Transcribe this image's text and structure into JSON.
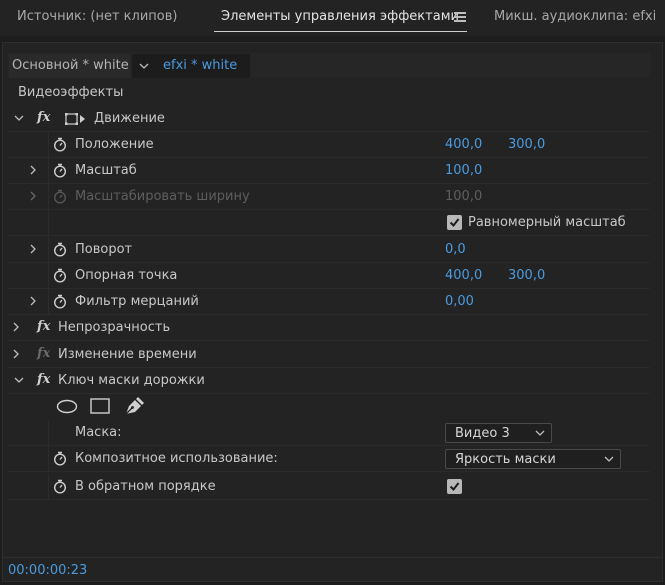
{
  "tabs": {
    "source": "Источник: (нет клипов)",
    "effect_controls": "Элементы управления эффектами",
    "audio_mixer": "Микш. аудиоклипа: efxi"
  },
  "clip_header": {
    "master": "Основной * white",
    "sequence": "efxi * white"
  },
  "section": "Видеоэффекты",
  "motion": {
    "title": "Движение",
    "position": {
      "label": "Положение",
      "x": "400,0",
      "y": "300,0"
    },
    "scale": {
      "label": "Масштаб",
      "value": "100,0"
    },
    "scale_width": {
      "label": "Масштабировать ширину",
      "value": "100,0"
    },
    "uniform_scale": {
      "label": "Равномерный масштаб",
      "checked": true
    },
    "rotation": {
      "label": "Поворот",
      "value": "0,0"
    },
    "anchor": {
      "label": "Опорная точка",
      "x": "400,0",
      "y": "300,0"
    },
    "flicker": {
      "label": "Фильтр мерцаний",
      "value": "0,00"
    }
  },
  "opacity": {
    "title": "Непрозрачность"
  },
  "time_remap": {
    "title": "Изменение времени"
  },
  "track_matte": {
    "title": "Ключ маски дорожки",
    "matte": {
      "label": "Маска:",
      "value": "Видео 3"
    },
    "composite": {
      "label": "Композитное использование:",
      "value": "Яркость маски"
    },
    "reverse": {
      "label": "В обратном порядке",
      "checked": true
    }
  },
  "icons": {
    "fx": "fx",
    "stopwatch": "stopwatch-icon",
    "twisty": "chevron-icon",
    "ellipse": "ellipse-mask-icon",
    "rect": "rectangle-mask-icon",
    "pen": "pen-mask-icon"
  },
  "colors": {
    "accent_blue": "#4a9bdf",
    "panel_bg": "#232323"
  },
  "timecode": "00:00:00:23"
}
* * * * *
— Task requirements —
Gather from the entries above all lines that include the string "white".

— Answer for this exercise —
    "master": "Основной * white",
    "sequence": "efxi * white"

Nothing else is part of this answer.